The plan to set up a "guard" had been a response to growing fear amongst and discrimination against the Roma in Hungary, Padar said.
He cited an anti-Roma demonstration organised by the Hungarian Guard the previous weekend in the village of Ivan as spurring him to action.
However, the thought of pitched battles on Hungary's streets between Roma and extreme-right wing paramilitaries was too much for mainstream politicians.
"Instead of two groups of guards marching against each other, the state must protect its citizens," said Ibolya David, the head of the opposition Democratic Forum party.
The liberal Free Democrats also condemned Padar's plan.
"The Free Democrats condemn any initiative that aims at setting up aggressive organisations, including the idea of a Gypsy Guard," the opposition party said in a statement.
Not quite everyone was against the Roma councillor's idea, however.
"People no longer want to have to hide in fear as they did last Saturday when the Hungarian Guard held its event in our village," the president of the Roma minority council in the village of Ivan, Tibor Vass, was quoted as saying by the local press.
The Hungarian Guard, a uniformed offshoot of the nationalist political party Jobbik, was ordered to disband in January. A Budapest court ruled that it had infringed the human rights of Roma villagers during a demonstration against what the group calls "Gypsy crime".
The group continues to operate while the ruling is appealed, and its leaders have said they will continue in one form or another regardless of the final court ruling.
The Roma make up about seven per cent of Hungary's population of ten million, and are amongst its poorest citizens. Anti-Roma sentiment is deep-rooted in Hungarian society.
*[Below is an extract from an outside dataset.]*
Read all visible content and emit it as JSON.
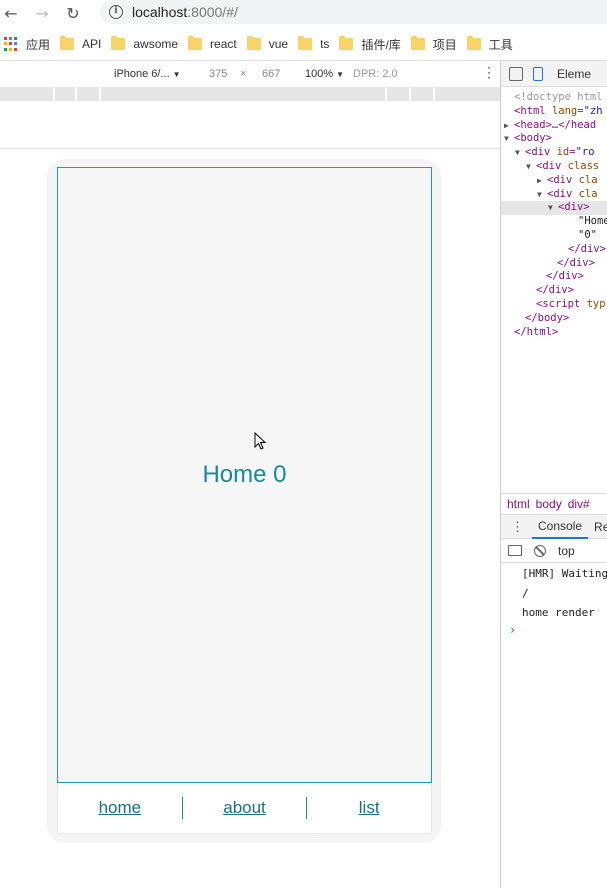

At the end of January, the chief of police in the eastern Hungarian city of Miskolc echoed a view held by large numbers of Hungarians when, at a press conference, he blamed the Roma for the bulk of street crime.
Albert Pasztor was reinstated at the weekend after a large public demonstration and support from the socialist-led local council. The Hungarian Guard also participated in the demo, to Pasztor's professed bemusement.
Despite shelving his plan to play the extreme right at its own game, Padar refuses to leave things as they stand.
"I nevertheless maintain there is a need to set up a strong (Roma) interest group, which can also show its strength through demonstrations," Padar said.